An introduction to VL, with suggested starting points for how to get
started with evaluating it for use in your own projects.
VL is an ACL2 library for working with SystemVerilog (and also
regular Verilog) source
code, developed at Centaur Technology by Jared Davis and Sol Swords. At a high
level, VL includes:
- An internal representation for Verilog syntax,
- A loader for parsing Verilog source code into this representation,
- Utilities for inspecting, analyzing, and manipulating these designs,
- Various transforms that can simplify these designs, and
- Pretty-printing and other report-generation functions.
Much of VL is general purpose Verilog processing code that is independent of
particular analysis or back-end tool. This approach has allowed us to use VL
to implement a family of Verilog-related tools. Here are some examples:
- VL can build sv models of Verilog modules for formal
verification with ACL2. This is the basis for much of Centaur's formal
- The VL kit is a standalone command-line program that you can build
on top of ACL2 and VL. It provides some high-level commands that you can use
to do things like lint your design directly from the command line. It also
provides an interactive shell for an instant way to start up ACL2 with VL
- VL has been used to build a web-based ``module browser'' that lets you see
the source code for our modules with, e.g., hyperlinks for navigating between
wires and following wires.
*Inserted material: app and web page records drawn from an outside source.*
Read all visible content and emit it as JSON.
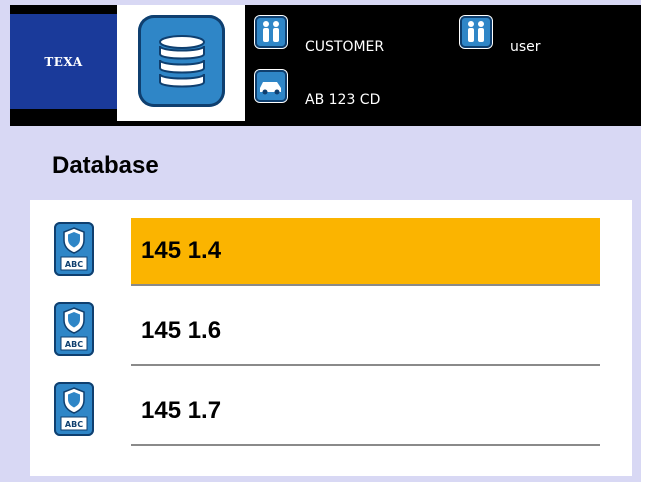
{
  "header": {
    "logo_text": "TEXA",
    "customer_label": "CUSTOMER",
    "user_label": "user",
    "plate": "AB 123 CD"
  },
  "page": {
    "title": "Database"
  },
  "list": {
    "items": [
      {
        "label": "145 1.4",
        "selected": true,
        "icon_text": "ABC"
      },
      {
        "label": "145 1.6",
        "selected": false,
        "icon_text": "ABC"
      },
      {
        "label": "145 1.7",
        "selected": false,
        "icon_text": "ABC"
      }
    ]
  },
  "colors": {
    "selected_row": "#fbb400",
    "accent": "#2f86c7",
    "background": "#d8d8f4",
    "header": "#000000"
  }
}
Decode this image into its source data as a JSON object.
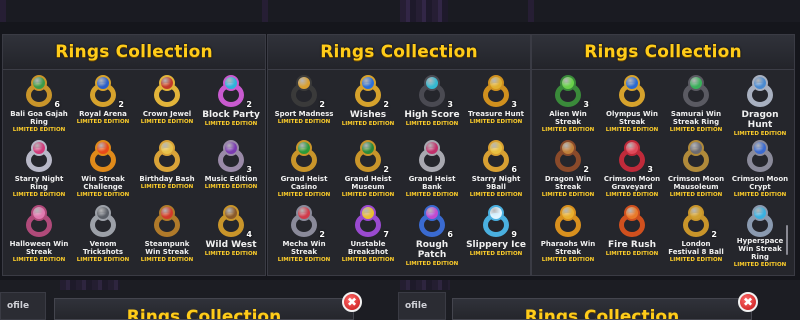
{
  "panels": [
    {
      "title": "Rings Collection",
      "items": [
        {
          "name": "Bali Goa Gajah Ring",
          "count": "6",
          "limited": "LIMITED EDITION",
          "band": "#c9952a",
          "gem": "#3b9a4a",
          "big": false
        },
        {
          "name": "Royal Arena",
          "count": "2",
          "limited": "LIMITED EDITION",
          "band": "#d6a22c",
          "gem": "#2b5fc9",
          "big": false
        },
        {
          "name": "Crown Jewel",
          "count": "",
          "limited": "LIMITED EDITION",
          "band": "#e2b43a",
          "gem": "#c23a2a",
          "big": false
        },
        {
          "name": "Block Party",
          "count": "2",
          "limited": "LIMITED EDITION",
          "band": "#c95ad0",
          "gem": "#2fb3d9",
          "big": true
        },
        {
          "name": "Starry Night Ring",
          "count": "",
          "limited": "LIMITED EDITION",
          "band": "#b8b8c8",
          "gem": "#d23a7a",
          "big": false
        },
        {
          "name": "Win Streak Challenge",
          "count": "",
          "limited": "LIMITED EDITION",
          "band": "#e08a1a",
          "gem": "#e84a1a",
          "big": false
        },
        {
          "name": "Birthday Bash",
          "count": "",
          "limited": "LIMITED EDITION",
          "band": "#d9a338",
          "gem": "#e8c24a",
          "big": false
        },
        {
          "name": "Music Edition",
          "count": "3",
          "limited": "LIMITED EDITION",
          "band": "#9a8aa8",
          "gem": "#7a3ab0",
          "big": false
        },
        {
          "name": "Halloween Win Streak",
          "count": "",
          "limited": "LIMITED EDITION",
          "band": "#b04a7a",
          "gem": "#e07ab0",
          "big": false
        },
        {
          "name": "Venom Trickshots",
          "count": "",
          "limited": "LIMITED EDITION",
          "band": "#9ca0a8",
          "gem": "#5a5e66",
          "big": false
        },
        {
          "name": "Steampunk Win Streak",
          "count": "",
          "limited": "LIMITED EDITION",
          "band": "#b07a2a",
          "gem": "#d23a2a",
          "big": false
        },
        {
          "name": "Wild West",
          "count": "4",
          "limited": "LIMITED EDITION",
          "band": "#c9952a",
          "gem": "#8a5a2a",
          "big": true
        }
      ]
    },
    {
      "title": "Rings Collection",
      "items": [
        {
          "name": "Sport Madness",
          "count": "2",
          "limited": "LIMITED EDITION",
          "band": "#3a3a3a",
          "gem": "#d9a030",
          "big": false
        },
        {
          "name": "Wishes",
          "count": "2",
          "limited": "LIMITED EDITION",
          "band": "#d6a22c",
          "gem": "#2b6fd9",
          "big": true
        },
        {
          "name": "High Score",
          "count": "3",
          "limited": "LIMITED EDITION",
          "band": "#4a4a52",
          "gem": "#35b8d0",
          "big": true
        },
        {
          "name": "Treasure Hunt",
          "count": "3",
          "limited": "LIMITED EDITION",
          "band": "#d0901e",
          "gem": "#e0b030",
          "big": false
        },
        {
          "name": "Grand Heist Casino",
          "count": "",
          "limited": "LIMITED EDITION",
          "band": "#c9952a",
          "gem": "#2a9a3a",
          "big": false
        },
        {
          "name": "Grand Heist Museum",
          "count": "2",
          "limited": "LIMITED EDITION",
          "band": "#c9952a",
          "gem": "#2a8a3a",
          "big": false
        },
        {
          "name": "Grand Heist Bank",
          "count": "",
          "limited": "LIMITED EDITION",
          "band": "#a8a8b0",
          "gem": "#c0306a",
          "big": false
        },
        {
          "name": "Starry Night 9Ball",
          "count": "6",
          "limited": "LIMITED EDITION",
          "band": "#d8a032",
          "gem": "#e8c040",
          "big": false
        },
        {
          "name": "Mecha Win Streak",
          "count": "2",
          "limited": "LIMITED EDITION",
          "band": "#8a8a9a",
          "gem": "#d03a4a",
          "big": false
        },
        {
          "name": "Unstable Breakshot",
          "count": "7",
          "limited": "LIMITED EDITION",
          "band": "#9a4ad0",
          "gem": "#e8c030",
          "big": false
        },
        {
          "name": "Rough Patch",
          "count": "6",
          "limited": "LIMITED EDITION",
          "band": "#3a6ad0",
          "gem": "#c04ad0",
          "big": true
        },
        {
          "name": "Slippery Ice",
          "count": "9",
          "limited": "LIMITED EDITION",
          "band": "#4ab0e0",
          "gem": "#e0f4ff",
          "big": true
        }
      ]
    },
    {
      "title": "Rings Collection",
      "items": [
        {
          "name": "Alien Win Streak",
          "count": "3",
          "limited": "LIMITED EDITION",
          "band": "#3a8a3a",
          "gem": "#6ad04a",
          "big": false
        },
        {
          "name": "Olympus Win Streak",
          "count": "",
          "limited": "LIMITED EDITION",
          "band": "#d6a22c",
          "gem": "#2a6ad0",
          "big": false
        },
        {
          "name": "Samurai Win Streak Ring",
          "count": "",
          "limited": "LIMITED EDITION",
          "band": "#5a5a62",
          "gem": "#3ab05a",
          "big": false
        },
        {
          "name": "Dragon Hunt",
          "count": "",
          "limited": "LIMITED EDITION",
          "band": "#a8b0c0",
          "gem": "#4a8ad0",
          "big": true
        },
        {
          "name": "Dragon Win Streak",
          "count": "2",
          "limited": "LIMITED EDITION",
          "band": "#8a4a2a",
          "gem": "#c0803a",
          "big": false
        },
        {
          "name": "Crimson Moon Graveyard",
          "count": "3",
          "limited": "LIMITED EDITION",
          "band": "#c02a3a",
          "gem": "#e04a5a",
          "big": false
        },
        {
          "name": "Crimson Moon Mausoleum",
          "count": "",
          "limited": "LIMITED EDITION",
          "band": "#b08a3a",
          "gem": "#6a6a72",
          "big": false
        },
        {
          "name": "Crimson Moon Crypt",
          "count": "",
          "limited": "LIMITED EDITION",
          "band": "#8a8a9a",
          "gem": "#3a6ad0",
          "big": false
        },
        {
          "name": "Pharaohs Win Streak",
          "count": "",
          "limited": "LIMITED EDITION",
          "band": "#d8901e",
          "gem": "#e8b030",
          "big": false
        },
        {
          "name": "Fire Rush",
          "count": "",
          "limited": "LIMITED EDITION",
          "band": "#d0501e",
          "gem": "#e87a2a",
          "big": true
        },
        {
          "name": "London Festival 8 Ball",
          "count": "2",
          "limited": "LIMITED EDITION",
          "band": "#c9952a",
          "gem": "#d0a030",
          "big": false
        },
        {
          "name": "Hyperspace Win Streak Ring",
          "count": "",
          "limited": "LIMITED EDITION",
          "band": "#8a9ab0",
          "gem": "#3ab0e0",
          "big": false
        }
      ]
    }
  ],
  "bottom": {
    "tabs": [
      "ofile",
      "ofile"
    ],
    "mini_title": "Rings Collection",
    "close_glyph": "✖"
  }
}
This is now integrated into the VL kit; see
- (unreleased) We have used VL to implement samev, a sequential
equivalence checking tool with a tick-based timing model that handles both RTL
and transistor-level constructs.
- (unreleased) We have used it to implement VL-Mangle, a web-based
Verilog refactoring tool. A paper describing this tool can be found in: Jared
ACL Models in End-User Applications. In Do-Form
2013. April, 2013, Exeter, UK.
We imagine that parts of VL may be useful for implementing other
SystemVerilog processing tools.
The first step in using VL for anything is probably to try to get it to
parse your design; see the documentation for the loader. You may want
to read the notes about supported-constructs.
Once you have parsed your design (or at least some portion of it) you will
have a list of modules. You might want to at least glance through the
documentation for syntax, which explains how modules are represented.
This may be particularly useful if you are going to write your own analysis
You may find it useful to pretty-print modules, see for instance vl-ppcs-module and perhaps more generally the VL printer.
After getting a feel for how modules are represented, it would be good to
look at the available transforms. For instance, you might look at the
code for run-vl-lint-main to see a transformation sequence geared toward
linting. You might also see vl-design->sv-design to see how the new
sv flow works.
If you are going to write any Verilog-processing tools of your own, you
should probably read through how VL deals with warnings and then take a
look at mlib, which provides many functions for working with expressions
and ranges, finding modules and module items, working with the module
hierarchy, generating fresh names, and working with modules at the bit
- Notes about the subset of Verilog and SystemVerilog that vl